THE YEAR OF BLOGGING BIBLICALLY: DAY 76
In chapter 22 the Reubenites, Gadites, and half-tribe of Manasseh, having kept their promise to assist in the conquest of Canaan, are given permission to return to their lands east of the Jordan. Once across the river, they build an altar. Their relatives east of the Jordan take this as a sign that the Transjordanian tribes are setting up a place of worship to rival the Tabernacle which is now parked in Shiloh.
The tribes west of the Jordan prepare for war.
The priest Phinehas, who proved his loyalty to YHWH back in Numbers 25 by spearing an Israelite man and his Midianite wife together, leads a delegation to confront the offenders. The transjordanians insist that their altar is not a place of worship, only a statement that "We, too, worship YHWH." Bloodshed is averted.
Chapter 23 is devoted to Joshua's farewell speech. It is reminiscent of Moses' speech in Detueronomy 29-30. Joshua's main points are: Serve YHWH. Avoid idols. Don't intermarry with the Canaanites. Scholars call the author/s of Deuteronomy (and other portions of the Hebrew Bible) the Deuteronomist.These concerns, along with promises of blessing and warnings of doom, are the Deuteronomist's special emphases.
In chapter 24, Joshua speaks the first-person words of YHWH as a prophet. (Verse 7, curiously lapses into the the third person). YWHW reminds the Israelites of their history from Abraham, through the Exodus, to their present state of settlement in the promised land. In his own voice, Joshua calls the Israelites to "Choose this day whom you will serve," YHWH or the pagan gods of the Canaanites. Despite strict warnings that they will not be able to serve YHWH and that they will suffer dire consequences, the people insist "We will serve the Lord."

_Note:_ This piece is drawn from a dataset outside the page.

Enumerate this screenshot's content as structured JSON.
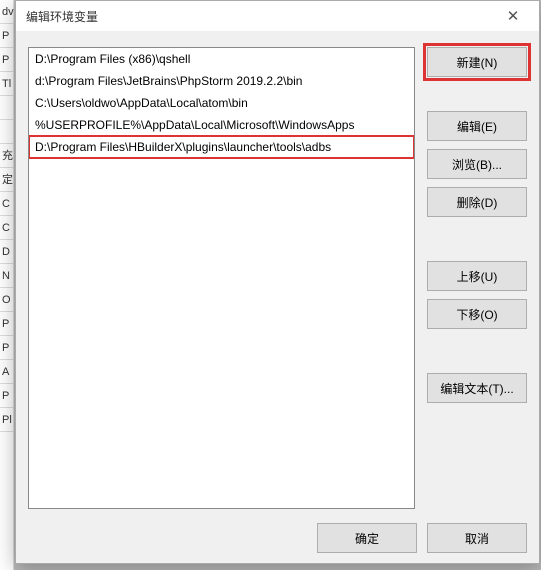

The book ends with notice of the death of Joshua (v.v 20-31), the disposition of Joseph's bones (v. 32), and the death of Eleazar the priest (v.33).
Next: Judges 1-2